Session 4 of the 2018 Webinar Series.
A recording of this presentation is available here.
Last year, Tracie D. Hall, program director of culture at The Joyce Foundation; Bushra Junaid, outreach and development manager at Ontario Arts Council; and Dana Payne, program director at Pennsylvania Council on the Arts, joined us to discuss their efforts to close the racial gap in arts philanthropy through their respective programs. This year, they are back to take things a step further and discuss the various stages of the strategic planning process for ALAANA (African, Latinx, Asian, Arab, and Native American) arts organizations. Grantmakers in the Arts (GIA) recognizes that our society is challenged to overcome a complex web of inequities—racism, sexism, homophobia, classism, and ableism, among them. All of these forms of discrimination are powerful drivers of unequal individual and group outcomes. However, it is GIA’s belief that ALAANA individuals whose identities intersect with those of other “minority” social statuses often experience compounded mistreatment that is amplified by the interaction of race.
Tracie D. Hall is the program director of culture at The Joyce Foundation. Previously, she served as deputy commissioner of Chicago’s Department of Cultural Affairs and Special Events (DCASE) where she oversaw the Arts and Creative Industries division. Prior to her work at DCASE, Hall was vice president of strategy and organization development at Queens Library (NYC); at The Boeing Company’s Global Corporate Citizenship division as community investment strategist and later as Chicago community investor; as visiting professor at Catholic, Southern Connecticut State, and Wesleyan Universities; and in nonprofit and public-sector posts across the country. Deeply invested in the intersection of arts access, literacy, youth, and economic development, Hall helped found and develop arts programs for young people in NYC and Seattle. She holds degrees from University of California, Yale University, and University of Washington.

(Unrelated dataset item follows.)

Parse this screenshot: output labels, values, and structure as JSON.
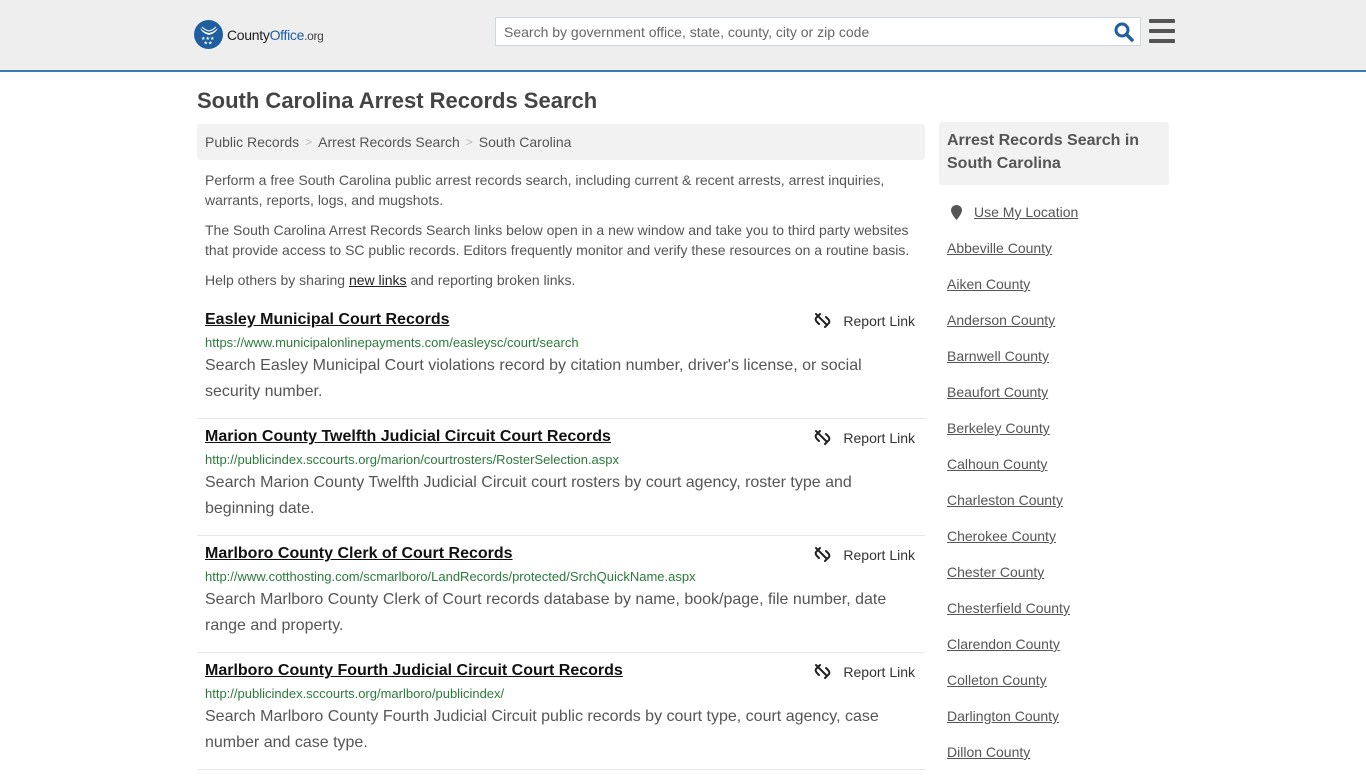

Bushra Junaid manages the Ontario Arts Council’s Skills and Career Development: Indigenous Arts Professionals and Arts Professionals of Colour programs and its Deaf and Disability Arts Projects program, among other equity, diversity, and inclusion initiatives. As an arts administrator, Junaid has spent more than a decade supporting the development and artistic practices of artists from a diverse range of backgrounds, communities, and cultures. She has also worked in social housing design, low income and homeless initiatives, newcomer and refugee settlement, and community-engaged arts. As a practicing artist, Junaid primarily works in mixed media collage, drawing, and painting. She is interested in history, memory, and cultural identity — and, in particular, the arts, culture, and histories of the African diaspora. She received a Bachelor of Environmental Design and a Master of Architecture from the Technical University of Nova Scotia.
Dana Payne is the program director for the Pennsylvania Council on the Arts (PCA). She is responsible for the administration of grant programs for dance, folk and traditional arts, and the agency’s nationally-recognized Preserving Diverse Cultures division. Payne provides artists and organizations with the support, tools, and resources necessary to achieve sustainability and to creating and fostering initiatives based on the principles of diversity, cultural equity, and inclusion. In past roles, she served as manager of community affairs for the August Wilson Center for African American Culture, program director for the African American Jazz Preservation Society of Pittsburgh, and managing director of Xpressions Contemporary Dance Company. She received a BS in business administration from the University of Pittsburgh and participated in the PCA’s arts management internship program.